*** Block opens ***

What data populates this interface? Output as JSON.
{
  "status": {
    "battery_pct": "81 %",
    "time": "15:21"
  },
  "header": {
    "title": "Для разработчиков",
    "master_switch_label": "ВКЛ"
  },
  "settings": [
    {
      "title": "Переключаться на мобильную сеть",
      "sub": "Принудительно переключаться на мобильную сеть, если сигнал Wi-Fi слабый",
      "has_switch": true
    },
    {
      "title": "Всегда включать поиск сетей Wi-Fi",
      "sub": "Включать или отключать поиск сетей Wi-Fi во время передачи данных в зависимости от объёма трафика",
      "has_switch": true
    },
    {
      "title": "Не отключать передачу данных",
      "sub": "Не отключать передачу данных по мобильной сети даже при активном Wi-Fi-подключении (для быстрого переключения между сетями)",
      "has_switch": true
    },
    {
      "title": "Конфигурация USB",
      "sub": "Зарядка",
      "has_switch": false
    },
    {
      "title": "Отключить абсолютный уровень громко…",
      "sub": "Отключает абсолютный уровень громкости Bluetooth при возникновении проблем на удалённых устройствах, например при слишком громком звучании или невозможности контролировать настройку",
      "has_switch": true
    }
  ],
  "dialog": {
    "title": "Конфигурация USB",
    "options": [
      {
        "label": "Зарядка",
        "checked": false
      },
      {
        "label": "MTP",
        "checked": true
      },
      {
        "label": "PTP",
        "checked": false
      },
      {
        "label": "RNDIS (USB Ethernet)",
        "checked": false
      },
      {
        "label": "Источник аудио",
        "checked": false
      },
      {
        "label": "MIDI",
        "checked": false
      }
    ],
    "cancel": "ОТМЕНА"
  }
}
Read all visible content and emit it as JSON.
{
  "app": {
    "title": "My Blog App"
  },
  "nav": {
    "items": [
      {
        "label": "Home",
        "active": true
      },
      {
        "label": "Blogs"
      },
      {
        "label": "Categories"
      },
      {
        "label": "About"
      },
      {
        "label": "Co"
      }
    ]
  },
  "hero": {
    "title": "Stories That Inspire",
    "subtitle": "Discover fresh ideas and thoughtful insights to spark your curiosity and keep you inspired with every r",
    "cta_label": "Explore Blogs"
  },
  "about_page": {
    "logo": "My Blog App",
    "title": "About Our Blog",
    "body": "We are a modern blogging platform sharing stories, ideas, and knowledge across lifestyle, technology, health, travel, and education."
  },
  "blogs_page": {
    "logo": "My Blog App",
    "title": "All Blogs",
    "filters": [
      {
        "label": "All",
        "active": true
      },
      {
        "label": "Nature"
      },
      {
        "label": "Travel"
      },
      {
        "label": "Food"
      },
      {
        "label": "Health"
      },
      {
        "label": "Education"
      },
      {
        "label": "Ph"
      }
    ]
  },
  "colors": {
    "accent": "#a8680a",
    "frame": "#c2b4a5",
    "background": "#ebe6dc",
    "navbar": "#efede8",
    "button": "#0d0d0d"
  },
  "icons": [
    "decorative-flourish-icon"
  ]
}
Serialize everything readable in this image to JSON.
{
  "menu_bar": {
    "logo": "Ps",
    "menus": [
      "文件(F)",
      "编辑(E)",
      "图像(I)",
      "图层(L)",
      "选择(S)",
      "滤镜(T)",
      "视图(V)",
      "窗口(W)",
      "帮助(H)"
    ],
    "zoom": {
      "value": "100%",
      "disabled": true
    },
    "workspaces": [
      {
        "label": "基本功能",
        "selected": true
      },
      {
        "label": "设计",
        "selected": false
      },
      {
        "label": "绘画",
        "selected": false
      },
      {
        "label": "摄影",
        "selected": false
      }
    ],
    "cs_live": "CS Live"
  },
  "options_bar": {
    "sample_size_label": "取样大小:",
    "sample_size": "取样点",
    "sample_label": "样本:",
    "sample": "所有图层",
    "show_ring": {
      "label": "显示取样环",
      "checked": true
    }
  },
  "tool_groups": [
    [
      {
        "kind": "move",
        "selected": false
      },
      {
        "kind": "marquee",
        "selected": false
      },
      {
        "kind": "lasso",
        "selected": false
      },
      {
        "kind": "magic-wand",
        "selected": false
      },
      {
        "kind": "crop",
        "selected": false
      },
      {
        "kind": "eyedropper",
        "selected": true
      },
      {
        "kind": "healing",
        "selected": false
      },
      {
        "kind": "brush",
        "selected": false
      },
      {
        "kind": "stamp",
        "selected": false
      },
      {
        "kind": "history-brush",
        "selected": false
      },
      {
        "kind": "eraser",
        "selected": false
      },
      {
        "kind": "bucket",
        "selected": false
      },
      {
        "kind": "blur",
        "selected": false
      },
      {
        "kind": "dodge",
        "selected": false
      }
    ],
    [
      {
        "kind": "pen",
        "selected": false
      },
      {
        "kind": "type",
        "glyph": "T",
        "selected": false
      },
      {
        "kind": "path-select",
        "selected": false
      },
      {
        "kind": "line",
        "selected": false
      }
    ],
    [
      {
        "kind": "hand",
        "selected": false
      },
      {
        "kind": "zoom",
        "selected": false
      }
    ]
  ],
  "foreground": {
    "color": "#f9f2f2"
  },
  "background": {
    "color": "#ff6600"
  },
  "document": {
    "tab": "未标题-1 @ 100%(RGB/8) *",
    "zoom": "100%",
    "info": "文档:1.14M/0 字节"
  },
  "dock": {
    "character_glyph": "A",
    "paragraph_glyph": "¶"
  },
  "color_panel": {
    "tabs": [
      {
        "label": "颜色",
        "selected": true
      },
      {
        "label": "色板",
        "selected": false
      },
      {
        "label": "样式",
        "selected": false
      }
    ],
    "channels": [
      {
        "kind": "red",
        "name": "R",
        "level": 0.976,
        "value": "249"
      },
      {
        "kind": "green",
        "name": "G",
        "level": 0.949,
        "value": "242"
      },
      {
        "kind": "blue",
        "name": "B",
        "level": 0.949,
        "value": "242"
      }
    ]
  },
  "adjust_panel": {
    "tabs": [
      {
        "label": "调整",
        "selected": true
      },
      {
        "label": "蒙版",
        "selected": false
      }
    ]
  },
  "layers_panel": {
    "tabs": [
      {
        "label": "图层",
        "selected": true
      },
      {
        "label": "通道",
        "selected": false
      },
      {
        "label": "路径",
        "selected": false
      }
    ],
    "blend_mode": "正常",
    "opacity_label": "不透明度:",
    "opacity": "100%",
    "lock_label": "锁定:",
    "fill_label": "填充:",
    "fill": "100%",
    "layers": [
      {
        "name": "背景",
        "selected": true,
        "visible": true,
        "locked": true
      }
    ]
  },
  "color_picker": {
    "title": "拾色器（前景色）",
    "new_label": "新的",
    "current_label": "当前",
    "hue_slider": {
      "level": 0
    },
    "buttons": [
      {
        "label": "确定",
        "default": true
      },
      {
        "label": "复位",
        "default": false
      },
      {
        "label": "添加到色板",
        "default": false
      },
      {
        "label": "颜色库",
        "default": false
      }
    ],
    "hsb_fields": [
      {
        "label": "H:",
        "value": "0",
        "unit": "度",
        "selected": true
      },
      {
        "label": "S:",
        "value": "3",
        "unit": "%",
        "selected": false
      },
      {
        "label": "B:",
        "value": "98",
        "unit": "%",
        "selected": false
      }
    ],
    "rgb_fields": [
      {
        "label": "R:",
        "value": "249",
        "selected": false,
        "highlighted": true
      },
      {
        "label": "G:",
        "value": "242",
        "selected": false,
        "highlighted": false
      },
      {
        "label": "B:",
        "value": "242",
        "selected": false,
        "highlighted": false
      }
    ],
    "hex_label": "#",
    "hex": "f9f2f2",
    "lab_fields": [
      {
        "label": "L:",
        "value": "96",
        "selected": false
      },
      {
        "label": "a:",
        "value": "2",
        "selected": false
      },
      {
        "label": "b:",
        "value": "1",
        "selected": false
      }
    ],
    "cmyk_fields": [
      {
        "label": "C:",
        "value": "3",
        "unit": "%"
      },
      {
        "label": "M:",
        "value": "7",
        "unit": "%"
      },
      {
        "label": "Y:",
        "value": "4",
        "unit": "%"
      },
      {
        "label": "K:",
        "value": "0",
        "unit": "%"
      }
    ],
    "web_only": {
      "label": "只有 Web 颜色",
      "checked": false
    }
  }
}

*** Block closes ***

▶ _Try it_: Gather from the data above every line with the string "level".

▶ _Task answer_:
        "level": 0.976,
        "level": 0.949,
        "level": 0.949,
      "level": 0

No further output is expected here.